Jets GM Kevin Cheveldayoff had other ideas, finalizing a deal in February 2016 — mere weeks from the trade deadline where Byfuglien, if available, would have been a hot trade possibility — to pay him US$38 million over five years.
That’s a US$7.6-million annual average salary, which made him Winnipeg’s priciest player and one of the highest-paid defencemen in the entire league.
Byfuglien produced 52 points during the 2016-17 season but continued to take knocks for a loose defensive style and a propensity for leading the charge, often with disastrous results.
Jets head coach Paul Maurice maintains he’s a completely different player in Winnipeg’s best-ever season, mostly because the hulking blue-liner no longer feels compelled to be a game-changer.
And yet, Byfuglien’s exactly that, and more than ever before — despite enduring a three-month stretch to start the ‘17-18 season without a goal. (He finished with eight goals and 45 points in 69 games).
"He spent the first four months of this year being right about when he was (rushing) and when he wasn’t." Maurice said. "He wasn’t scoring an awful lot so he was apparently taking some heat. We thought he was going great but he was taking some heat. And then the puck started to go for him. But he’s been a different style defenceman now, for me, for the whole year — right from Day 1."
Wheeler gets the last word on Byfuglien, one of the team’s alternate captains.
"He’s the great equalizer. There’s nobody like him. Having him on our team gives us an advantage no matter who we play," he said, following Tuesday’s triumph.
"That’s the type of player he is and from Game 1 of the playoffs, he has just dominated. You can’t stop it."
Assistant sports editor
Jason Bell wanted to be a lawyer when he was a kid.
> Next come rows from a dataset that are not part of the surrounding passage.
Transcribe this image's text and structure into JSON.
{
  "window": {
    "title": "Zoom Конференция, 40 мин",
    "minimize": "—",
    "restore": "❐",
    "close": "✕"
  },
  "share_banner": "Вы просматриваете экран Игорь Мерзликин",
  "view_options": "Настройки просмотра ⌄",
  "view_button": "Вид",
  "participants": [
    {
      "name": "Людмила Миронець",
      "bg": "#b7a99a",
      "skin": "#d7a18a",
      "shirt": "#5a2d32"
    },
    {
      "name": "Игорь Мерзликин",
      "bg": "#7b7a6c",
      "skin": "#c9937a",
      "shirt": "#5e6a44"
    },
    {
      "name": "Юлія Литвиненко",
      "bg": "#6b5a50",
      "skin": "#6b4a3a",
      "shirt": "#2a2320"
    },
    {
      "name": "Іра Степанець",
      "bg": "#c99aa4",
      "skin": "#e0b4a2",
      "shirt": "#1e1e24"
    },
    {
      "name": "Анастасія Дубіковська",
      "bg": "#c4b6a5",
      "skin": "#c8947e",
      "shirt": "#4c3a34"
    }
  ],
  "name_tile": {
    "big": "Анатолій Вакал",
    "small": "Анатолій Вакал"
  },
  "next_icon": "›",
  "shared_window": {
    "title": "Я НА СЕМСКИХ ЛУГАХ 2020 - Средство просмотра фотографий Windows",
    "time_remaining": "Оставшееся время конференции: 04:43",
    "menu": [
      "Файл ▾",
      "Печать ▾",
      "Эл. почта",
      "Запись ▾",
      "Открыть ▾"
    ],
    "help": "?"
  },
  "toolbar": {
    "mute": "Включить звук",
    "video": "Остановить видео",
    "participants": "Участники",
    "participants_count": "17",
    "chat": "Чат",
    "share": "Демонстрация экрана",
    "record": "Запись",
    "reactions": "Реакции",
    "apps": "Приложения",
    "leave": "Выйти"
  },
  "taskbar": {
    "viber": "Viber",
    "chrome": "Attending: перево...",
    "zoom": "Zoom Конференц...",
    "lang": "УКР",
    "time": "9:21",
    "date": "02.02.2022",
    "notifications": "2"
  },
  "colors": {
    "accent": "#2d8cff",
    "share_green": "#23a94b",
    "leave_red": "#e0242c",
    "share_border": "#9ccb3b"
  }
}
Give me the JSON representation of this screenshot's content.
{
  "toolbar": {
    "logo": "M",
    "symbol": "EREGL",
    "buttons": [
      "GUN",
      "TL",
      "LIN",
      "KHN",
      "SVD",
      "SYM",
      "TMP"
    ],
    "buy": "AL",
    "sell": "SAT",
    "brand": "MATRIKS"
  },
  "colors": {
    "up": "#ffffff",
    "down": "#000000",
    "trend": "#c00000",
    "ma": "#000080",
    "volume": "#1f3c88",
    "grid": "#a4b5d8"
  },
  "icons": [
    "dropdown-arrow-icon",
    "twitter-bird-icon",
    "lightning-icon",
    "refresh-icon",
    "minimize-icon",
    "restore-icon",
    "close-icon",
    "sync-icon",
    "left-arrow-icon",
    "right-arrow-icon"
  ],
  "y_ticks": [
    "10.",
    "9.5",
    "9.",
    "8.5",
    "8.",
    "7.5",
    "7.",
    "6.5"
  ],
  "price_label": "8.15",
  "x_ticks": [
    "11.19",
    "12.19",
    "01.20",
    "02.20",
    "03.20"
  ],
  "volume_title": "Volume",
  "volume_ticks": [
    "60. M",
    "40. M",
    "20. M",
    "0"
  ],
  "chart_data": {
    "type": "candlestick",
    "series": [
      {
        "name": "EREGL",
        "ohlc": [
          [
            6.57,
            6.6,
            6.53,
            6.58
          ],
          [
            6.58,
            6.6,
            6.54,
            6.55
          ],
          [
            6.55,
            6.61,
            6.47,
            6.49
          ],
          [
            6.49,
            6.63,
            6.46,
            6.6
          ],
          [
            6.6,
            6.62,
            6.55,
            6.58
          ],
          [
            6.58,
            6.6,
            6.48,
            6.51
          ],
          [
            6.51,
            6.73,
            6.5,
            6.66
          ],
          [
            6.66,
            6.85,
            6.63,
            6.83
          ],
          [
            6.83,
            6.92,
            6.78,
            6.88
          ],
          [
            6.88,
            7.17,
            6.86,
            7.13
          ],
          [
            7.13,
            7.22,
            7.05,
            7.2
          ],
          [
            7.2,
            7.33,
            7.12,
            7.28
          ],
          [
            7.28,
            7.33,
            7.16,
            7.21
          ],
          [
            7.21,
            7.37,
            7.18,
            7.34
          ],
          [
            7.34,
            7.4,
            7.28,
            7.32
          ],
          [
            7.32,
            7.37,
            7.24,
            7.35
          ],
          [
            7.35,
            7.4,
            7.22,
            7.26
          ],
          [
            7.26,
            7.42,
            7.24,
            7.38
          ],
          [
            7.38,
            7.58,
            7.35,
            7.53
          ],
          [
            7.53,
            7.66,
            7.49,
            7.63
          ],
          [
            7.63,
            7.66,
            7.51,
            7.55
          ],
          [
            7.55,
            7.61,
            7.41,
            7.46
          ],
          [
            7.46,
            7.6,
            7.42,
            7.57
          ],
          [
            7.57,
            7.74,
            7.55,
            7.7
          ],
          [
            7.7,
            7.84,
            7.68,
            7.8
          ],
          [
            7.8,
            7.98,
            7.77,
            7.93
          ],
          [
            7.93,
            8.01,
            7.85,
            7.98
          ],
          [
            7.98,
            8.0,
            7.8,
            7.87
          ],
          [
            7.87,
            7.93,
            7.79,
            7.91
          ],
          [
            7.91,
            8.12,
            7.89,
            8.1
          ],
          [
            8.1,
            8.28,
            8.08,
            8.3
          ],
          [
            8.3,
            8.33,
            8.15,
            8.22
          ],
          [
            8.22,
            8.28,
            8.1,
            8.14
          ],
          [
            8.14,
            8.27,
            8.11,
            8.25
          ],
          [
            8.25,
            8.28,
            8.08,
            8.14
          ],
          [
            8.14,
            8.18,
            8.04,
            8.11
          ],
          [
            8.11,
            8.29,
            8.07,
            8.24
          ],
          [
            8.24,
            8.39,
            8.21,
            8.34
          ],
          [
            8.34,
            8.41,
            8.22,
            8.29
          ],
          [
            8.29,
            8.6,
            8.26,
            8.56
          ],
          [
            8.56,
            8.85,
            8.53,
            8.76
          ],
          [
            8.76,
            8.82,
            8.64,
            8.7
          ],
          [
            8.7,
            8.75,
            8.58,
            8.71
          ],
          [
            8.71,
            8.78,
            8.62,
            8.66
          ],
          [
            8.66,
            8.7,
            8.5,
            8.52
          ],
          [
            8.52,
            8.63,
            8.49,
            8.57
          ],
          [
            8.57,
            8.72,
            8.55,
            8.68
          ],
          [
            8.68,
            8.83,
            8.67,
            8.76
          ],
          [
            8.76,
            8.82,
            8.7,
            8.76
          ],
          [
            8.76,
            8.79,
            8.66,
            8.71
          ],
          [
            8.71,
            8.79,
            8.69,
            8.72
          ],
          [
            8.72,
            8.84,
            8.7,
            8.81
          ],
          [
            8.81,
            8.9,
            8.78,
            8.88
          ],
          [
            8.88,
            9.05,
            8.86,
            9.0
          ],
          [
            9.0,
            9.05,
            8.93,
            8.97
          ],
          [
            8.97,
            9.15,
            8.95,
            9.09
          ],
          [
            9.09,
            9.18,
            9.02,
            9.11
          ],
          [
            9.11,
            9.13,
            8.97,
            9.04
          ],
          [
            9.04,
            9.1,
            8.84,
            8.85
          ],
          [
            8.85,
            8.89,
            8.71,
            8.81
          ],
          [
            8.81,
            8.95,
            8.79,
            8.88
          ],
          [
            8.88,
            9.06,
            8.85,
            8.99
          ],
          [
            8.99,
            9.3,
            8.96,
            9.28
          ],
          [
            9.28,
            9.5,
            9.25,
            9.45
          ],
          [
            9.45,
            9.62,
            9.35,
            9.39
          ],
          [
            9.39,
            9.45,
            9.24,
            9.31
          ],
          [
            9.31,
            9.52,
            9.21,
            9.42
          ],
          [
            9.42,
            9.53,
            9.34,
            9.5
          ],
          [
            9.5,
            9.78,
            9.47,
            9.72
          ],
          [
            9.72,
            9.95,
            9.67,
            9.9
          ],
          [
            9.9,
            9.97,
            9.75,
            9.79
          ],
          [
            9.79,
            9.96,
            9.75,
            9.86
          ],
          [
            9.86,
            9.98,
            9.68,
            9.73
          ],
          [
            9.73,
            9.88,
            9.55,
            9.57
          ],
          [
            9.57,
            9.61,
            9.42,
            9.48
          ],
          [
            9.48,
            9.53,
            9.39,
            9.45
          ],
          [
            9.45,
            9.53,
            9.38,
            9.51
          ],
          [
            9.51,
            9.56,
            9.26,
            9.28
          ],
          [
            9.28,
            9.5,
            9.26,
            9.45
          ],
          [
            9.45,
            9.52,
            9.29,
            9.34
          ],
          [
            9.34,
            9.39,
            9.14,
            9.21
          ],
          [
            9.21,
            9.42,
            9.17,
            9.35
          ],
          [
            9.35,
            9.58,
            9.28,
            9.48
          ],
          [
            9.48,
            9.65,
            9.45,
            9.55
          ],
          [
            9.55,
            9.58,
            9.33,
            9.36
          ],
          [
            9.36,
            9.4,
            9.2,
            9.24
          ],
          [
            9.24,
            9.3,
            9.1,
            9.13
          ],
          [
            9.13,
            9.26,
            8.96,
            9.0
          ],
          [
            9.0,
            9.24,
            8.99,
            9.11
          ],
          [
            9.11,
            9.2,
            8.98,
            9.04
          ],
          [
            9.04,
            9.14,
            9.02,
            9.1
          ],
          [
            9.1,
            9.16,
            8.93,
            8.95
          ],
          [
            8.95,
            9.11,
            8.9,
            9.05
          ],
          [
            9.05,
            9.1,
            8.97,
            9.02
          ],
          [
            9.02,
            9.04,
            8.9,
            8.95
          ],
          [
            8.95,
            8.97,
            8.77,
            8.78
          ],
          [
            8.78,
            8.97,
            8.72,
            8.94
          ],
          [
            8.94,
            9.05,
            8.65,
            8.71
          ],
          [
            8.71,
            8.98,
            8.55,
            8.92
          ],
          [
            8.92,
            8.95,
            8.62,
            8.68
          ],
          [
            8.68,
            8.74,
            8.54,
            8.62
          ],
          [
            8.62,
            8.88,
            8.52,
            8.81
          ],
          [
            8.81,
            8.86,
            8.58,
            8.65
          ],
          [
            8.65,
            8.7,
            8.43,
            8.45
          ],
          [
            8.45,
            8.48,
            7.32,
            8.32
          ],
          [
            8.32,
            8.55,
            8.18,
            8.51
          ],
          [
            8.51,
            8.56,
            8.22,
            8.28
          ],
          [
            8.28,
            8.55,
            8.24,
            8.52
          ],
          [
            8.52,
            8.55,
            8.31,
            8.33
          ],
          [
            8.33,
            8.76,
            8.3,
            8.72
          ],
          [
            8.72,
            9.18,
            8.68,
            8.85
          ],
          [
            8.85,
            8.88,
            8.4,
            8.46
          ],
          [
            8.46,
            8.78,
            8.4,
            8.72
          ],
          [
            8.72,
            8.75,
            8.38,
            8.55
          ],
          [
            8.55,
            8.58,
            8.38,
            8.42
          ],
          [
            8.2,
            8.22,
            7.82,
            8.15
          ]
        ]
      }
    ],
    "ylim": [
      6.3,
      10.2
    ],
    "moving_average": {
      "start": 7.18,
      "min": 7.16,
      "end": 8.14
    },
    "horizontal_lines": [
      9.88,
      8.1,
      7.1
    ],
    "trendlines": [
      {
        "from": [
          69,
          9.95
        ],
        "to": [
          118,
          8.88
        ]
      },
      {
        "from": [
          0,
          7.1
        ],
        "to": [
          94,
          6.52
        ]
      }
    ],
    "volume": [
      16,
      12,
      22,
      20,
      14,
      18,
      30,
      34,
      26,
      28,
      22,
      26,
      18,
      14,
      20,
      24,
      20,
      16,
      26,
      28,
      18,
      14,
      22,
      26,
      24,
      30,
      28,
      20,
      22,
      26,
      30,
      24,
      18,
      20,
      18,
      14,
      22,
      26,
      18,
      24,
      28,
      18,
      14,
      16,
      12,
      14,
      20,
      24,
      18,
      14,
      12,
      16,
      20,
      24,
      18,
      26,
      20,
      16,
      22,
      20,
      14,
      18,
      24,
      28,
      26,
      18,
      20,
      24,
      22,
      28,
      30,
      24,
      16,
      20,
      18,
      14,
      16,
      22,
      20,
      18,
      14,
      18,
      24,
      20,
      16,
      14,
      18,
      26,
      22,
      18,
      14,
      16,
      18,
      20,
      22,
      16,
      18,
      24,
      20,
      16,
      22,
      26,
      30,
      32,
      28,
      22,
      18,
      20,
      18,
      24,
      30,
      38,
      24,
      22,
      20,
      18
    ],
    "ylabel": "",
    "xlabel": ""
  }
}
The movie The Paper Chase got him hooked on the idea of law school and, possibly, falling in love with someone exactly like Lindsay Wagner (before she went all bionic).
Updated on Thursday, May 3, 2018 at 1:08 AM CDT: fixes photo cutlines